"Let me assure you that I will file this coming 17th Congress a version of the Comprehensive Nursing Bill, and hope that, upon appropriate proceedings, it will be approved soonest so that it may help in alleviating the issues and concerns confronting the nursing profession," Villar added.

Earlier this month, outgoing president Benigno Aquino III rejected the consolidated House Bill No. 6411 and Senate Bill No. 2720 entitled "An Act Providing for a Comprehensive Nursing Law Towards Quality Health Care System, and Appropriating Funds Therefor."

Among the provisions of the bill is the setting of the minimum base pay of Filipino nurses to Salary Grade 15 which is equivalent to P24,887 for public and private health institutions.
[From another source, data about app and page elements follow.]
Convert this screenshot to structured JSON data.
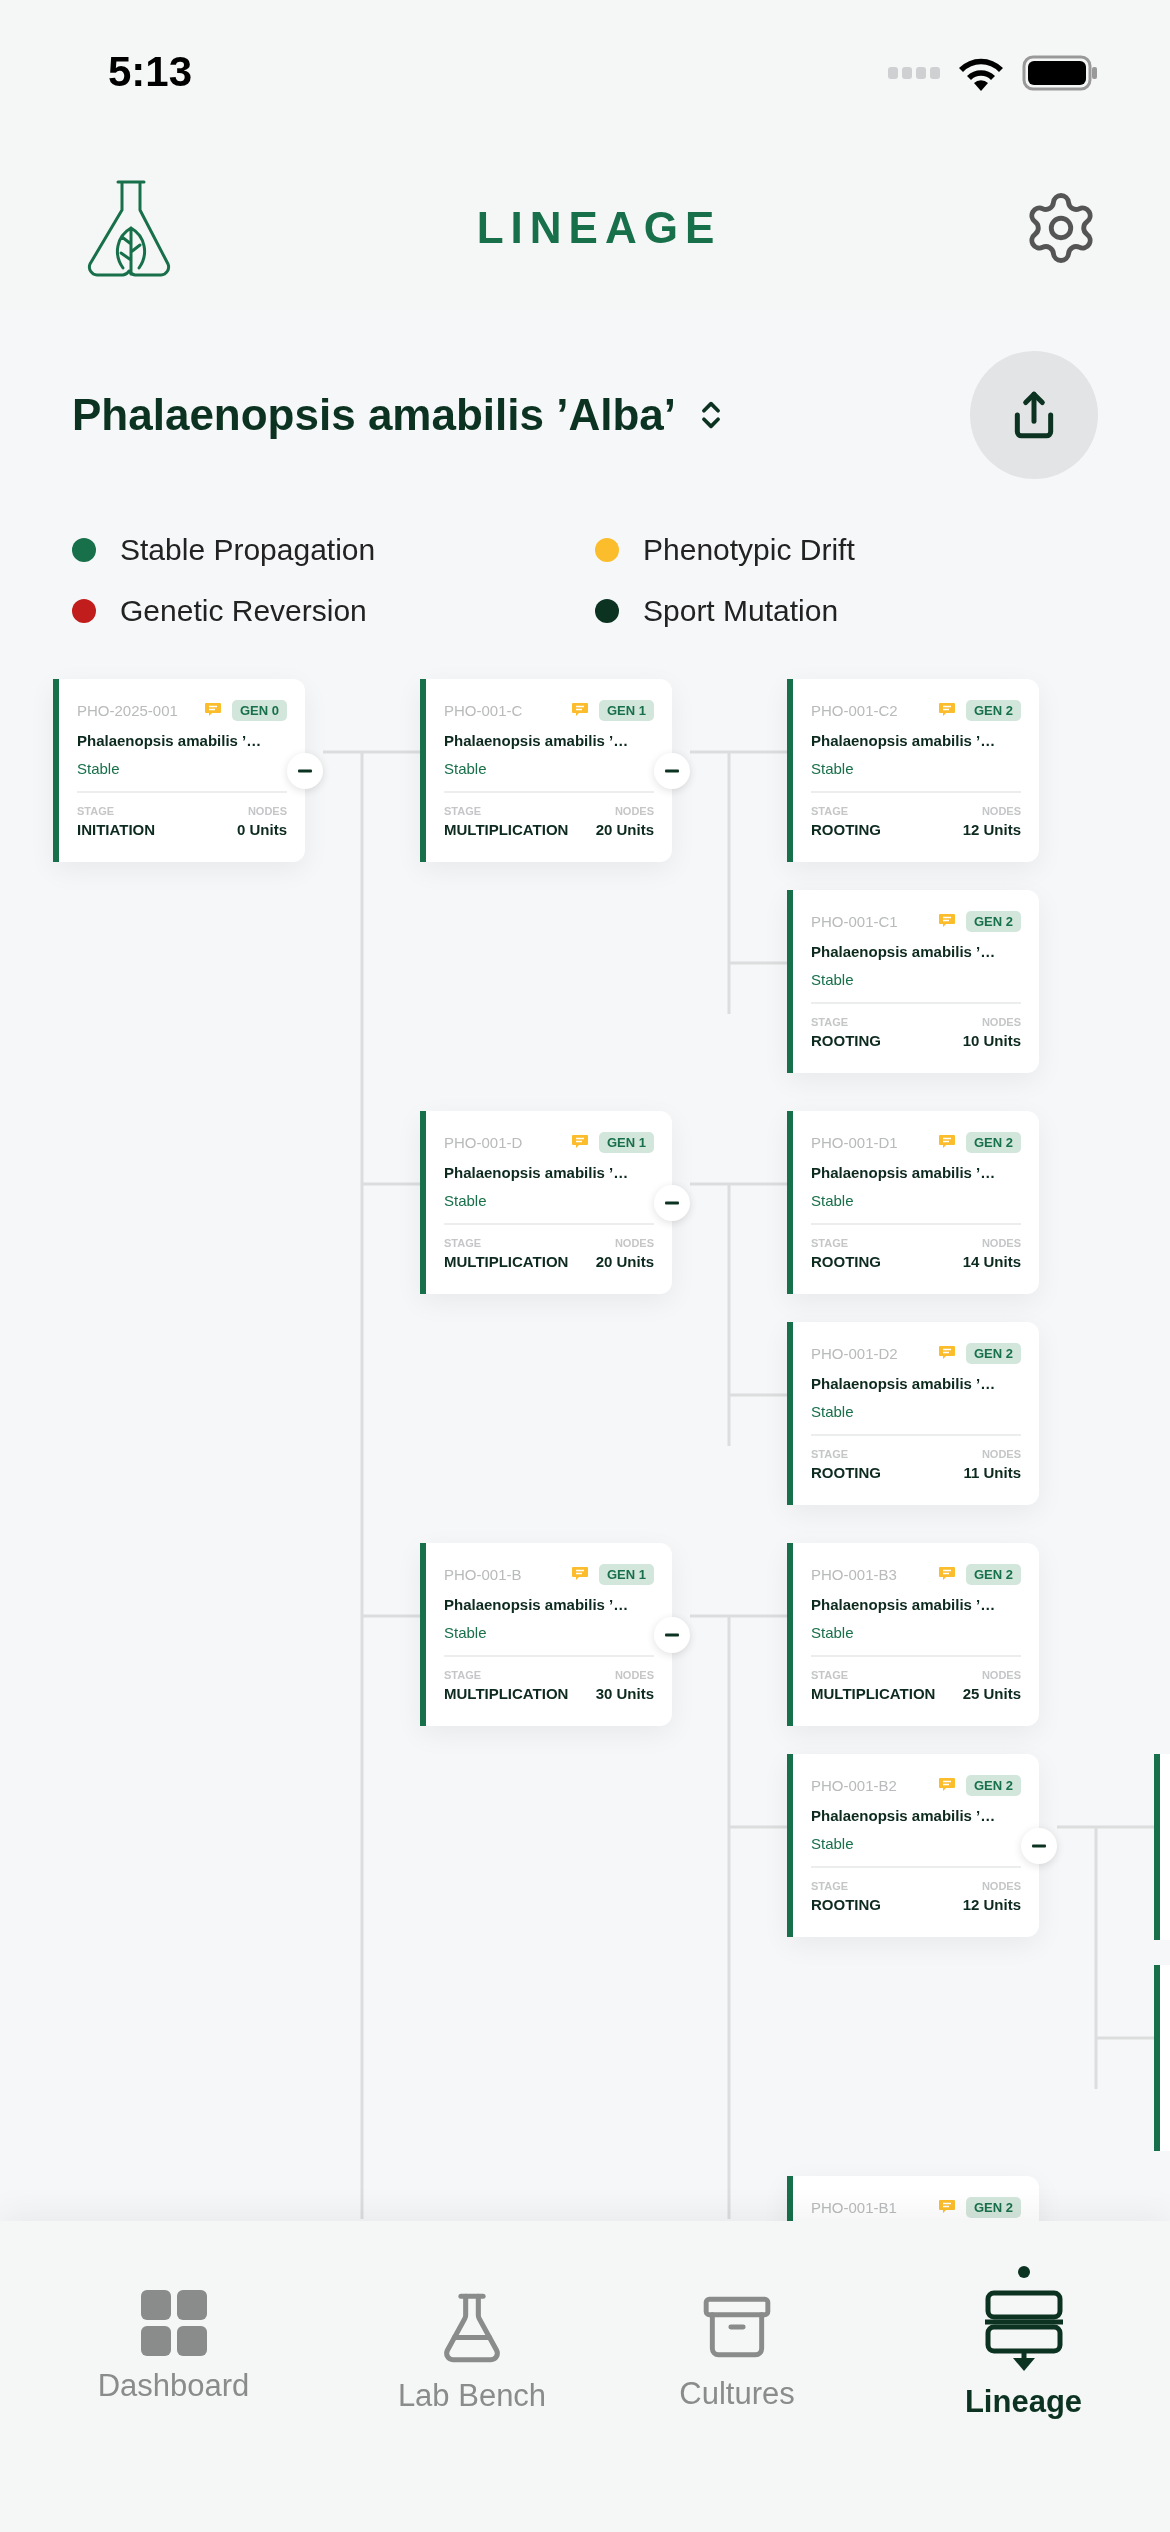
{
  "status_bar": {
    "time": "5:13"
  },
  "header": {
    "title": "LINEAGE"
  },
  "specimen": {
    "name": "Phalaenopsis amabilis ’Alba’"
  },
  "legend": [
    {
      "label": "Stable Propagation",
      "color": "#17704a"
    },
    {
      "label": "Phenotypic Drift",
      "color": "#fbbd2b"
    },
    {
      "label": "Genetic Reversion",
      "color": "#c21d1d"
    },
    {
      "label": "Sport Mutation",
      "color": "#0c3322"
    }
  ],
  "tree": {
    "kind": "card",
    "id": "PHO-2025-001",
    "gen": "GEN 0",
    "title": "Phalaenopsis amabilis ’…",
    "status": "Stable",
    "stage_label": "STAGE",
    "stage": "INITIATION",
    "nodes_label": "NODES",
    "nodes": "0 Units",
    "expanded": true,
    "children": [
      {
        "kind": "card",
        "id": "PHO-001-C",
        "gen": "GEN 1",
        "title": "Phalaenopsis amabilis ’…",
        "status": "Stable",
        "stage_label": "STAGE",
        "stage": "MULTIPLICATION",
        "nodes_label": "NODES",
        "nodes": "20 Units",
        "expanded": true,
        "children": [
          {
            "kind": "card",
            "id": "PHO-001-C2",
            "gen": "GEN 2",
            "title": "Phalaenopsis amabilis ’…",
            "status": "Stable",
            "stage_label": "STAGE",
            "stage": "ROOTING",
            "nodes_label": "NODES",
            "nodes": "12 Units"
          },
          {
            "kind": "card",
            "id": "PHO-001-C1",
            "gen": "GEN 2",
            "title": "Phalaenopsis amabilis ’…",
            "status": "Stable",
            "stage_label": "STAGE",
            "stage": "ROOTING",
            "nodes_label": "NODES",
            "nodes": "10 Units"
          }
        ]
      },
      {
        "kind": "card",
        "id": "PHO-001-D",
        "gen": "GEN 1",
        "title": "Phalaenopsis amabilis ’…",
        "status": "Stable",
        "stage_label": "STAGE",
        "stage": "MULTIPLICATION",
        "nodes_label": "NODES",
        "nodes": "20 Units",
        "expanded": true,
        "children": [
          {
            "kind": "card",
            "id": "PHO-001-D1",
            "gen": "GEN 2",
            "title": "Phalaenopsis amabilis ’…",
            "status": "Stable",
            "stage_label": "STAGE",
            "stage": "ROOTING",
            "nodes_label": "NODES",
            "nodes": "14 Units"
          },
          {
            "kind": "card",
            "id": "PHO-001-D2",
            "gen": "GEN 2",
            "title": "Phalaenopsis amabilis ’…",
            "status": "Stable",
            "stage_label": "STAGE",
            "stage": "ROOTING",
            "nodes_label": "NODES",
            "nodes": "11 Units"
          }
        ]
      },
      {
        "kind": "card",
        "id": "PHO-001-B",
        "gen": "GEN 1",
        "title": "Phalaenopsis amabilis ’…",
        "status": "Stable",
        "stage_label": "STAGE",
        "stage": "MULTIPLICATION",
        "nodes_label": "NODES",
        "nodes": "30 Units",
        "expanded": true,
        "children": [
          {
            "kind": "card",
            "id": "PHO-001-B3",
            "gen": "GEN 2",
            "title": "Phalaenopsis amabilis ’…",
            "status": "Stable",
            "stage_label": "STAGE",
            "stage": "MULTIPLICATION",
            "nodes_label": "NODES",
            "nodes": "25 Units"
          },
          {
            "kind": "card",
            "id": "PHO-001-B2",
            "gen": "GEN 2",
            "title": "Phalaenopsis amabilis ’…",
            "status": "Stable",
            "stage_label": "STAGE",
            "stage": "ROOTING",
            "nodes_label": "NODES",
            "nodes": "12 Units",
            "expanded": true,
            "children": [
              {
                "kind": "offscreen"
              },
              {
                "kind": "offscreen"
              }
            ]
          },
          {
            "kind": "card",
            "id": "PHO-001-B1",
            "gen": "GEN 2"
          }
        ]
      }
    ]
  },
  "nav": [
    {
      "label": "Dashboard",
      "kind": "grid",
      "selected": false
    },
    {
      "label": "Lab Bench",
      "kind": "flask",
      "selected": false
    },
    {
      "label": "Cultures",
      "kind": "archive",
      "selected": false
    },
    {
      "label": "Lineage",
      "kind": "lineage",
      "selected": true
    }
  ]
}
"While we recognize the objective of the bill to promote the well-being of the country's nurses, we cannot support the bill in its present form because of its dire financial consequences," Aquino explained why he vetoed the proposed Comprehensive Nursing Law. "Granting the pay hike will not only undermine the existing salary structure of medical and health care practitioners, but will also cause wage distortion not only among health professionals but also among other professionals in government."

"Such preferential treatment in favor of nurses over and above other health professionals and professionals in the government service appears unconscionable and violative of the equal protection clause enshrined in the Philippine Constitution," he said.
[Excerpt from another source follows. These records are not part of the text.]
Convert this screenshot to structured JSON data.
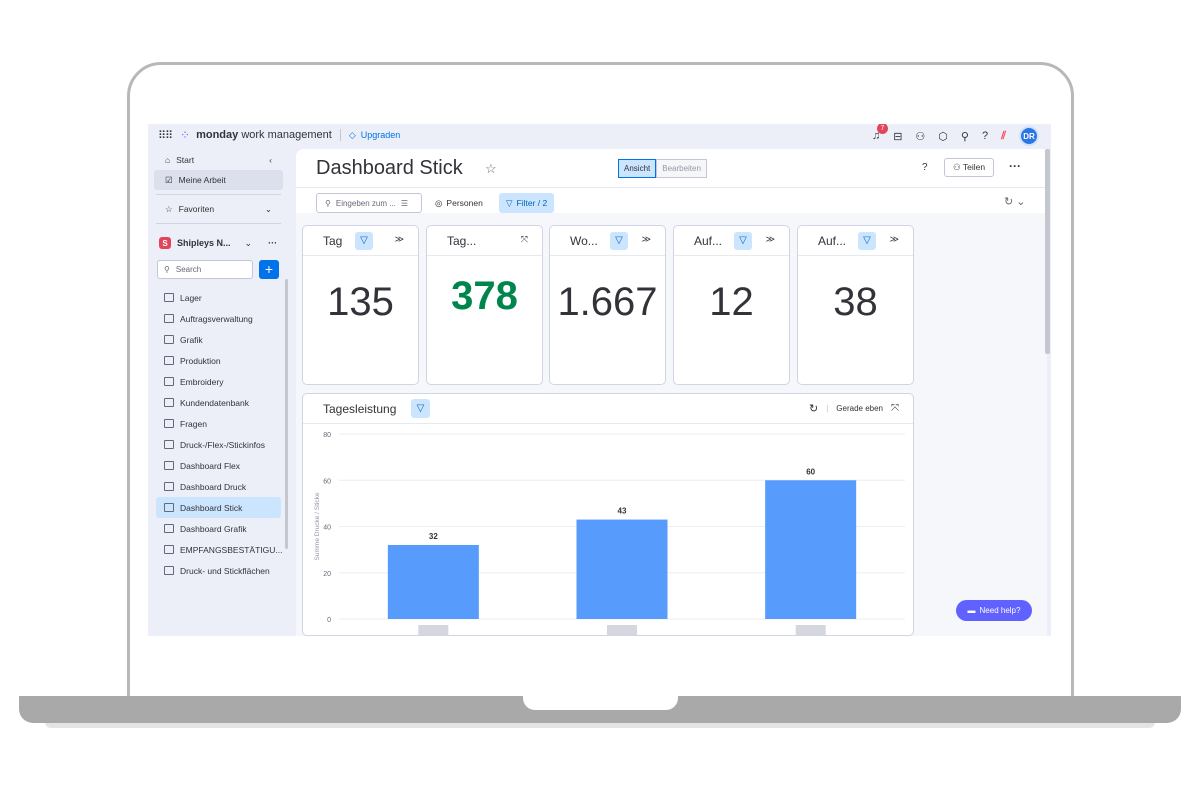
{
  "app": {
    "brand_bold": "monday",
    "brand_rest": "work management",
    "upgrade_label": "Upgraden",
    "notification_count": "7",
    "avatar_initials": "DR"
  },
  "sidebar": {
    "start": "Start",
    "my_work": "Meine Arbeit",
    "favorites": "Favoriten",
    "workspace_badge": "S",
    "workspace_name": "Shipleys N...",
    "search_placeholder": "Search",
    "boards": [
      {
        "label": "Lager"
      },
      {
        "label": "Auftragsverwaltung"
      },
      {
        "label": "Grafik"
      },
      {
        "label": "Produktion"
      },
      {
        "label": "Embroidery"
      },
      {
        "label": "Kundendatenbank"
      },
      {
        "label": "Fragen"
      },
      {
        "label": "Druck-/Flex-/Stickinfos"
      },
      {
        "label": "Dashboard Flex"
      },
      {
        "label": "Dashboard Druck"
      },
      {
        "label": "Dashboard Stick"
      },
      {
        "label": "Dashboard Grafik"
      },
      {
        "label": "EMPFANGSBESTÄTIGU..."
      },
      {
        "label": "Druck- und Stickflächen"
      }
    ]
  },
  "header": {
    "title": "Dashboard Stick",
    "view_label": "Ansicht",
    "edit_label": "Bearbeiten",
    "help": "?",
    "share_label": "Teilen",
    "search_placeholder": "Eingeben zum ...",
    "persons_label": "Personen",
    "filter_label": "Filter / 2"
  },
  "cards": [
    {
      "title": "Tag",
      "value": "135"
    },
    {
      "title": "Tag...",
      "value": "378"
    },
    {
      "title": "Wo...",
      "value": "1.667"
    },
    {
      "title": "Auf...",
      "value": "12"
    },
    {
      "title": "Auf...",
      "value": "38"
    }
  ],
  "chart_widget": {
    "title": "Tagesleistung",
    "period_label": "Gerade eben"
  },
  "chart_data": {
    "type": "bar",
    "categories": [
      "",
      "",
      ""
    ],
    "values": [
      32,
      43,
      60
    ],
    "ylabel": "Summe Drucke / Sticke",
    "ylim": [
      0,
      80
    ],
    "yticks": [
      0,
      20,
      40,
      60,
      80
    ],
    "bar_color": "#579bfc",
    "grid": true
  },
  "need_help": "Need help?"
}
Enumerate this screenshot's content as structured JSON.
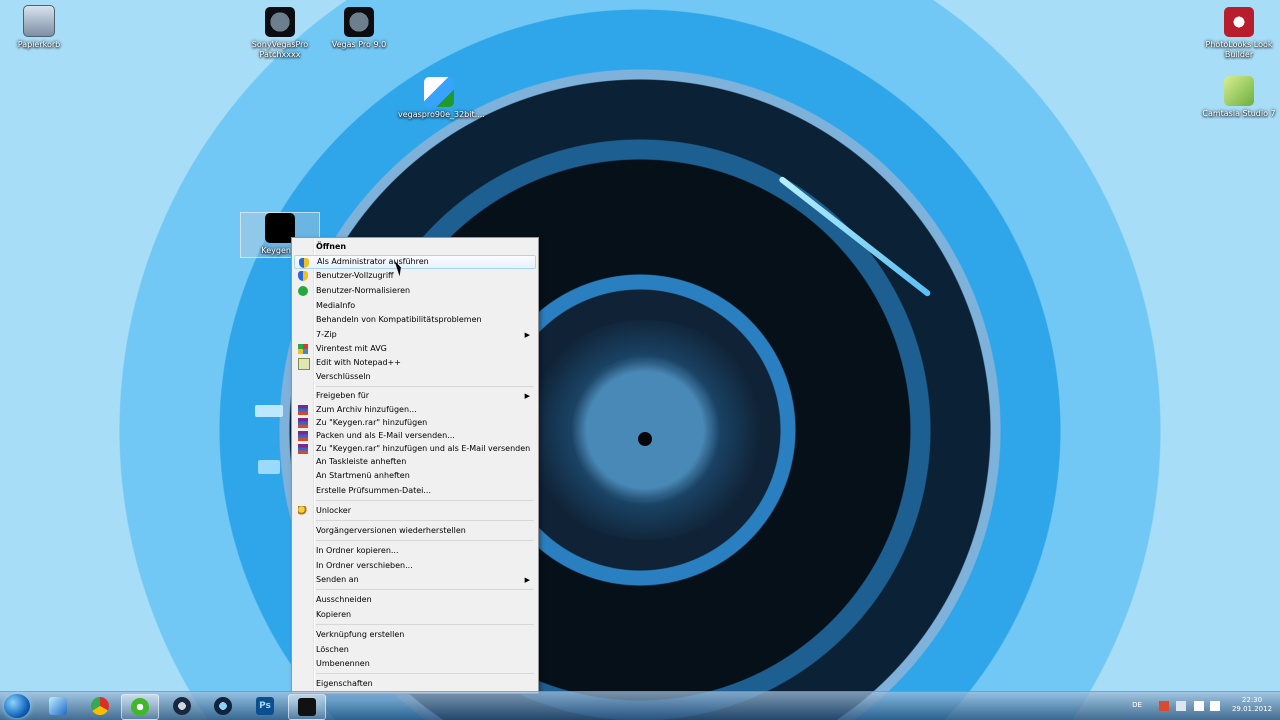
{
  "desktop": {
    "icons": [
      {
        "label": "Papierkorb",
        "icon": "recycle-bin-icon"
      },
      {
        "label": "SonyVegasPro Patchxxxx",
        "icon": "vegas-icon"
      },
      {
        "label": "Vegas Pro 9.0",
        "icon": "vegas-icon"
      },
      {
        "label": "vegaspro90e_32bit....",
        "icon": "setup-icon"
      },
      {
        "label": "Keygen...",
        "icon": "key-icon"
      },
      {
        "label": "PhotoLooks Look Builder",
        "icon": "photo-icon"
      },
      {
        "label": "Camtasia Studio 7",
        "icon": "camtasia-icon"
      }
    ]
  },
  "context_menu": {
    "items": [
      "Öffnen",
      "Als Administrator ausführen",
      "Benutzer-Vollzugriff",
      "Benutzer-Normalisieren",
      "MediaInfo",
      "Behandeln von Kompatibilitätsproblemen",
      "7-Zip",
      "Virentest mit AVG",
      "Edit with Notepad++",
      "Verschlüsseln",
      "Freigeben für",
      "Zum Archiv hinzufügen...",
      "Zu \"Keygen.rar\" hinzufügen",
      "Packen und als E-Mail versenden...",
      "Zu \"Keygen.rar\" hinzufügen und als E-Mail versenden",
      "An Taskleiste anheften",
      "An Startmenü anheften",
      "Erstelle Prüfsummen-Datei...",
      "Unlocker",
      "Vorgängerversionen wiederherstellen",
      "In Ordner kopieren...",
      "In Ordner verschieben...",
      "Senden an",
      "Ausschneiden",
      "Kopieren",
      "Verknüpfung erstellen",
      "Löschen",
      "Umbenennen",
      "Eigenschaften"
    ]
  },
  "taskbar": {
    "language": "DE",
    "time": "22:30",
    "date": "29.01.2012"
  }
}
Besides affecting the viability of private hospitals and non-government health institutions, the outgoing president believes that the proposed law could cause "unintended repercussions, such as possible downsizing of hospital personnel and consequent increase in health care costs."

While the intention of both senators are beneficial for nurses, there are some who doubted them — Aquino being the cousin of the outgoing president who vetoed the law and Villar for her comments against nurses over three years ago.

During a political question and answer program aired on GMA News TV in March 2013, the lady senator said "sinasabi po namin sa kanila na actually, hindi naman kailangan ang nurse ay matapos ng BSN kasi itong ating mga nurses, gusto lang nila maging room nurse. Sa America or sa other countries, ano lang sila, yung parang mag-aalaga...hindi naman sila kailangang ganoon kagaling kasi sa ibang country."

Balita, who himself is a nurse by profession, urged his fellow nurses to be positive.